The type, frequency, and duration of exposure to any given hazard shall be considered, as should the relationship between the exposure and its effects. Accident data may be used for this purpose; however, where accident history shows zero accidents this in itself cannot be taken to show a low probability of risk.
Human factors will affect risk estimation and are normally closely related to the task in hand at the time. For example, an interaction between two operators may increase the risk of injury at start-up as one operator may not see the other operator in the danger zone. Fatigue and stress will drive the identification and estimation of risks associated with ergonomic design issues.
There are many standards applicable to ergonomic design of machinery but the starting point should be the following:
EN 614-1:2006+A1:2009 Safety of machinery - Ergonomic design principles - Part 1: Terminology and general principles
EN 614-2:2000+A1:2008 Safety of machinery - Ergonomic design principles - Part 2: Interactions between the design of machinery and work tasks
Training, experience, and ability can reduce the likelihood of an occurrence. However, none of these factors can be used in place of the correct application of the three-step method. See Risk Evaluation.
During this step in machine risk assessment, you have to determine if risk reduction is required. If not then this is recorded in the DRA. If risk reduction is required, then you must consider the appropriate protective measures in order to reduce the risk to an acceptable level.

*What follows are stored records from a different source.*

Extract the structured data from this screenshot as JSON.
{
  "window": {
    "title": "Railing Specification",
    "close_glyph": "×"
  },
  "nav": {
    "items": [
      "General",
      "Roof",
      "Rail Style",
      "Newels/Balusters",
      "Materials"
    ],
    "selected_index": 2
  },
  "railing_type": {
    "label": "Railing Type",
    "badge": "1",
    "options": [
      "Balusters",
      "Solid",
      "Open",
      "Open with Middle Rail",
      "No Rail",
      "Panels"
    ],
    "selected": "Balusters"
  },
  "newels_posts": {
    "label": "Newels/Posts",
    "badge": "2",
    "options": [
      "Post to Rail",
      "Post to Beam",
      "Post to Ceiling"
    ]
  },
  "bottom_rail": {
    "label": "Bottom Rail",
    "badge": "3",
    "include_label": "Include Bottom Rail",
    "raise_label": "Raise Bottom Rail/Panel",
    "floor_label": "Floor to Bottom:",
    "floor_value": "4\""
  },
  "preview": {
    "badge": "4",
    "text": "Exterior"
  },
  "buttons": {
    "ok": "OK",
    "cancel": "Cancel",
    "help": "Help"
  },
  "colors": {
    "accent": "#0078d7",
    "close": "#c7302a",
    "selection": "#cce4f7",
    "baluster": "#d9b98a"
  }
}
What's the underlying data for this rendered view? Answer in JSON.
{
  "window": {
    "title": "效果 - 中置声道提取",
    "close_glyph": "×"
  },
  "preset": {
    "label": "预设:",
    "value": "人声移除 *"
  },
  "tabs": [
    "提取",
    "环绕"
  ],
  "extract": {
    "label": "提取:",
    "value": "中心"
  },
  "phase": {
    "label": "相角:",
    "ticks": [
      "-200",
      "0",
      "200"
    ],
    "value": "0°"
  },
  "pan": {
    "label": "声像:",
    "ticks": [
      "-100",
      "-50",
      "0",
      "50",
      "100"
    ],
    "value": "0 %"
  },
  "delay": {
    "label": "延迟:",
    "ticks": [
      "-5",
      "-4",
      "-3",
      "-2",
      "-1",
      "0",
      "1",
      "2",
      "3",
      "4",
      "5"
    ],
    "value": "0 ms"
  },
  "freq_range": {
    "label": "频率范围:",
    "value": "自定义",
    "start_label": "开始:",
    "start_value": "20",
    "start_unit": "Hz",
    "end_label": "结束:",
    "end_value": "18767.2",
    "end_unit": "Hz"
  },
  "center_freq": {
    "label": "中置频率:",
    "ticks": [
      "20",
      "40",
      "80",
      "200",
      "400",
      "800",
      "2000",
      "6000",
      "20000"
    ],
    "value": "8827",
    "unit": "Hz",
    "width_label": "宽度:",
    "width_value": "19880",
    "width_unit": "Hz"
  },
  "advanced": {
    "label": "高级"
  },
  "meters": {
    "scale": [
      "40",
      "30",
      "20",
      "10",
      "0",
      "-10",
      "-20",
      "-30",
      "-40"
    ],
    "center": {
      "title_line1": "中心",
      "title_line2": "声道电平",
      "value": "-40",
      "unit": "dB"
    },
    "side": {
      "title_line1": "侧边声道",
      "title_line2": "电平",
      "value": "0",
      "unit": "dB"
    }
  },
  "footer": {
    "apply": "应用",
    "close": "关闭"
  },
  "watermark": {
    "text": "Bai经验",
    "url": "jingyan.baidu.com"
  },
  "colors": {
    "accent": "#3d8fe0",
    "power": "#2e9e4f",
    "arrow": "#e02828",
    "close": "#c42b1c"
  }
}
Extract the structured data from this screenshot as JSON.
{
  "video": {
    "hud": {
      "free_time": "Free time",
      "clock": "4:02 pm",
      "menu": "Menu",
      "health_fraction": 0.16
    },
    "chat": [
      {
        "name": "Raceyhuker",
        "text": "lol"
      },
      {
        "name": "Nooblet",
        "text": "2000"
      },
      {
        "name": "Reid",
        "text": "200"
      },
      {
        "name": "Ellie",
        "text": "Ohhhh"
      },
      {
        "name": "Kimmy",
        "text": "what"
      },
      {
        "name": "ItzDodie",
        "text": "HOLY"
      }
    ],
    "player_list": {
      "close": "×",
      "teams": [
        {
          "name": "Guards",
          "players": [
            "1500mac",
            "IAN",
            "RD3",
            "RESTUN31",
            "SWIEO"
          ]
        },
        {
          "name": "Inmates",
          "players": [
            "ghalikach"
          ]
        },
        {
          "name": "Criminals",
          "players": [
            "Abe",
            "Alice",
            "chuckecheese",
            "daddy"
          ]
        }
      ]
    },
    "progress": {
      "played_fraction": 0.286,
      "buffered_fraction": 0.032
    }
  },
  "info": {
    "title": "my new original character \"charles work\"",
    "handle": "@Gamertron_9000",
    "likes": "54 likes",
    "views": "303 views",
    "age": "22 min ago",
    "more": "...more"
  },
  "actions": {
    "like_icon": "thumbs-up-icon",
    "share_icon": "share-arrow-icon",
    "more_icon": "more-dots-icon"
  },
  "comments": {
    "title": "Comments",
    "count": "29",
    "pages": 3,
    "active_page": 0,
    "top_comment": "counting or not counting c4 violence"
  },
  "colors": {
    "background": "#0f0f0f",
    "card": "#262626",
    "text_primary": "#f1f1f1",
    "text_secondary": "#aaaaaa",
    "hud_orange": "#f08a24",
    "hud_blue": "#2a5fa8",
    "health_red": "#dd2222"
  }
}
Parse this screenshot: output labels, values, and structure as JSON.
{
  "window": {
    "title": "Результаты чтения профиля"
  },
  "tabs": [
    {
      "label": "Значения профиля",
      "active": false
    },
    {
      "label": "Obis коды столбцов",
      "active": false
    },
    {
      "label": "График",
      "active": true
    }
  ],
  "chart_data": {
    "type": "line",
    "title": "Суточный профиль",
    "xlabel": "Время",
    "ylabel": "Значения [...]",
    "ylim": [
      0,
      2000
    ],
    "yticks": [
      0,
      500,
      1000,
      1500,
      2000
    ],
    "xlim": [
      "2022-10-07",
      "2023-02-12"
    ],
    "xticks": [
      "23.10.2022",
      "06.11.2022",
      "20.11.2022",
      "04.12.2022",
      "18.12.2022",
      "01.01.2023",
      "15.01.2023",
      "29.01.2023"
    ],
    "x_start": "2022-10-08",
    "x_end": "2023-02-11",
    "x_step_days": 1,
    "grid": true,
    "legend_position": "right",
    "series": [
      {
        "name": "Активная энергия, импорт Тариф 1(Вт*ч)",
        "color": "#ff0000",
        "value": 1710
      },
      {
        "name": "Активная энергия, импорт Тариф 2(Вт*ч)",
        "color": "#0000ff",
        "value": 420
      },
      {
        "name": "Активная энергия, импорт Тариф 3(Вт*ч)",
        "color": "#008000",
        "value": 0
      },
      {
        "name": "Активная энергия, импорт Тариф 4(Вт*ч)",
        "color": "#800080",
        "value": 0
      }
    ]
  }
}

This is where the use of Harmonised standards really comes to fore. You don’t have to use them but using them gives you a presumption of conformity, i.e. an acceptable level of risk. Even if you choose to do something different to what the harmonised standard requires, you can estimate the risk difference between the two options and hopefully show that your alternative proposal introduces the same or less risk than that required by the harmonised standard.
The three step method is a hierarchical approach to the selection of appropriate protective measures. In other words, when faced with a risk on a machine, you will first apply step 1, then 2 then 3. At no time will you select a measure in a step without showing that the previous steps have been applied, to the extent that is effective, where feasible.
Here are the three steps used in this method:
All risks identified on the machine shall be designed out where feasible. This may be done by changing the features and layout of the machine that may, in turn, remove the need for a certain task or reasonably foreseeable misuse.
All risks that remain after the application of step 1 should be addressed using appropriately selected safeguarding and complementary protective measures.
Any risks that remain after the application of step 1 and step 2 are residual risks that the operator (or engineer) will be exposed to. In order that safe operating procedures can be developed you must provide them with suitable information for use that may include but not be limited to the following:
Everything you need to know about machine risk assessment can be found in BS EN 12100 2010. This standard can be purchased from the following link:
Further reading could include Technical Report 14121-2. This provides detailed explanations of the theory behind machine risk assessment:
Or, if you prefer the personal touch, why not book on to one of our Machine Safety workshops for a one day intensive Q&A: